Though Cook belongs to a farm family, his primary job includes approaching landowners with well site drilling proposals. There are risks to both the farmer and the oil well operator, he said.
“The landowner compensation is adequate in the structure that we have right now,” he said. He also believes wells drilled today are better designed and better made than in the past.
“The long-term impact and the longerterm cleanup costs are significantly less than those older [wells],” he said. His real concern was the hazards posed by the province’s older sites. “We still have lots to clean up. It’s an old industry,” he said.
Cook is unsure how the current regulatory system for the oil and gas industry can be improved, considering the cyclical nature of the sector. “I don’t know how you build a formula that would accommodate the lows and highs but still allow the industry to move forward with capital projects.”
Everyone is quick to reap the rewards of oil and gas leases and the spinoff jobs they create, but quickly forgets the good times those leases funded when the payments stop, Crosby said. “It comes down to, it’s a provincial resource.
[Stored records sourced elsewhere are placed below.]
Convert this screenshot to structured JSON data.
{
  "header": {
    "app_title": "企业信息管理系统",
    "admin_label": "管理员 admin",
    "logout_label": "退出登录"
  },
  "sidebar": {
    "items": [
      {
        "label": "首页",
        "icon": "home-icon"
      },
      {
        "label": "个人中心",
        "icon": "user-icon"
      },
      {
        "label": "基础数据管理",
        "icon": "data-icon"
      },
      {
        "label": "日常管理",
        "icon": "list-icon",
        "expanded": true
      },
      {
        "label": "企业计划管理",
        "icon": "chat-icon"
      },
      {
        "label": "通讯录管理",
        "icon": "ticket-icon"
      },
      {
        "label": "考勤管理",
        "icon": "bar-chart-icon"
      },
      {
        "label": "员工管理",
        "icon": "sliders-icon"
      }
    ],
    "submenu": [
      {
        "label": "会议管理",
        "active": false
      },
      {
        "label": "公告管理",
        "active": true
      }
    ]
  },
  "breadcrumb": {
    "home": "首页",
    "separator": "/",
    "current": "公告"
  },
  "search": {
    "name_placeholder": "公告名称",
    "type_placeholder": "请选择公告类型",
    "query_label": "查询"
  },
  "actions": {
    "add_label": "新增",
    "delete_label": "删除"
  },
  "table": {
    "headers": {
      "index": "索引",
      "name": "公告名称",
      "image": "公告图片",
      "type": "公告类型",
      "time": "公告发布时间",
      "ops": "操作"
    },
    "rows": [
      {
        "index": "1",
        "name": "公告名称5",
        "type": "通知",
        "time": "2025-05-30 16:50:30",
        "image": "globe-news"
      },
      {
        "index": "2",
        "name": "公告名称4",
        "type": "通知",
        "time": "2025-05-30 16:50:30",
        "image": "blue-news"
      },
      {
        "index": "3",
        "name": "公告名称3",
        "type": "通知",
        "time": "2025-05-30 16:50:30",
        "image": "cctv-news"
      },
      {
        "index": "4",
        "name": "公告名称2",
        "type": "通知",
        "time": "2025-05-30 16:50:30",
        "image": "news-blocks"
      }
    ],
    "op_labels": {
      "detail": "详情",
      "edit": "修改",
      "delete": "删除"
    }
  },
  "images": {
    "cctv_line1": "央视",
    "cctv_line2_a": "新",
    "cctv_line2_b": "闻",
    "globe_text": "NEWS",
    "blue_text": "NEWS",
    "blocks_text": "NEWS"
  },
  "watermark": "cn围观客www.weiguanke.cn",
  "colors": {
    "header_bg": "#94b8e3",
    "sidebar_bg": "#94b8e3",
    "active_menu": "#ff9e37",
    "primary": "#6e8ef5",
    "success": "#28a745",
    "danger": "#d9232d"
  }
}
I think the bottom line is the province is responsible for the long-term effects of this.”
When asked how farmers and landowners could have confidence in new well sites if current sites were being left for the province to clean up with taxpayer money, Cook said he didn’t have an answer.
Farms wheat, barley, canola, hay and cattle near Lethbridge
Joe Ripley and his family took matters into their own hands when a gas well on rented farm land went inactive for years.
Its access road crossed their property, and they got a little money from the well operator for that access. In 2004, the payments stopped, and they were left with a useless road across their land. “And nobody could track them down,” he said of the well site operator.
Ripley estimated he and his family put in $1,000 worth of labour to take the access road out. Luckily, he owned an excavator he could use to complete the task.
Meanwhile, the well site itself was a nuisance on the rented land. “It was quite overgrown and quite an eyesore,” said Ripley. “It just got to the point where nobody else was going to fix it.”
In early October, contractors hired by the province’s new Site Rehabilitation Program assessed the property and said they could decommission and reclaim the site. They dug below ground and capped the well, Ripley said. They told Ripley that there was the real risk the well would otherwise rust out and start leaking gas.
“We’d given up that anybody was going to care about this old abandoned well,” he said.
“I always thought that people should have to put aside money for remediation. What happened to this remediation money? Because obviously we didn’t see any of it, and the government didn’t either.”